» **About this exercise**
Write the listing out again, exactly as it reads below.
+++ Source records +++
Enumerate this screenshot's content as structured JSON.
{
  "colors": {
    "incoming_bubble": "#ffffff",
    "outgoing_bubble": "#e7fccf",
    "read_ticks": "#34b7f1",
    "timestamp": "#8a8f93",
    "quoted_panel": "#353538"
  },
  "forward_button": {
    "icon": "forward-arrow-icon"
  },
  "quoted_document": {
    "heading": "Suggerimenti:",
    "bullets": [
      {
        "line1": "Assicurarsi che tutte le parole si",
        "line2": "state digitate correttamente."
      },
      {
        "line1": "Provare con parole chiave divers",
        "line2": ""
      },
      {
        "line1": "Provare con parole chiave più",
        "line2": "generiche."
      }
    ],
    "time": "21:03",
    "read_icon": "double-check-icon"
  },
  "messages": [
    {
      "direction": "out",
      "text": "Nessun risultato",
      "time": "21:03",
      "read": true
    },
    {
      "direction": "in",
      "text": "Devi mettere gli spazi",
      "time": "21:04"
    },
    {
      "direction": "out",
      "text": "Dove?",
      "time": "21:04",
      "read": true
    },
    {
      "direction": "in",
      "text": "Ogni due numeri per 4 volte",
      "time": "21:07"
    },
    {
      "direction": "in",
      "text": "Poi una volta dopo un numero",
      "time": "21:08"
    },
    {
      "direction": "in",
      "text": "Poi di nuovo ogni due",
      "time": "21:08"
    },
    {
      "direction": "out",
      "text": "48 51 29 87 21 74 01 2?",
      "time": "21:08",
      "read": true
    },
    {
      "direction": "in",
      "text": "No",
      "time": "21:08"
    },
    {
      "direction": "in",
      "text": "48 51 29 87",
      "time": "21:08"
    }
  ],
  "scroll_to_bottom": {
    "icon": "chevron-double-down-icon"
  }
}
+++
» **Answer**
Enumerate this screenshot's content as structured JSON.
{
  "colors": {
    "incoming_bubble": "#ffffff",
    "outgoing_bubble": "#e7fccf",
    "read_ticks": "#34b7f1",
    "timestamp": "#8a8f93",
    "quoted_panel": "#353538"
  },
  "forward_button": {
    "icon": "forward-arrow-icon"
  },
  "quoted_document": {
    "heading": "Suggerimenti:",
    "bullets": [
      {
        "line1": "Assicurarsi che tutte le parole si",
        "line2": "state digitate correttamente."
      },
      {
        "line1": "Provare con parole chiave divers",
        "line2": ""
      },
      {
        "line1": "Provare con parole chiave più",
        "line2": "generiche."
      }
    ],
    "time": "21:03",
    "read_icon": "double-check-icon"
  },
  "messages": [
    {
      "direction": "out",
      "text": "Nessun risultato",
      "time": "21:03",
      "read": true
    },
    {
      "direction": "in",
      "text": "Devi mettere gli spazi",
      "time": "21:04"
    },
    {
      "direction": "out",
      "text": "Dove?",
      "time": "21:04",
      "read": true
    },
    {
      "direction": "in",
      "text": "Ogni due numeri per 4 volte",
      "time": "21:07"
    },
    {
      "direction": "in",
      "text": "Poi una volta dopo un numero",
      "time": "21:08"
    },
    {
      "direction": "in",
      "text": "Poi di nuovo ogni due",
      "time": "21:08"
    },
    {
      "direction": "out",
      "text": "48 51 29 87 21 74 01 2?",
      "time": "21:08",
      "read": true
    },
    {
      "direction": "in",
      "text": "No",
      "time": "21:08"
    },
    {
      "direction": "in",
      "text": "48 51 29 87",
      "time": "21:08"
    }
  ],
  "scroll_to_bottom": {
    "icon": "chevron-double-down-icon"
  }
}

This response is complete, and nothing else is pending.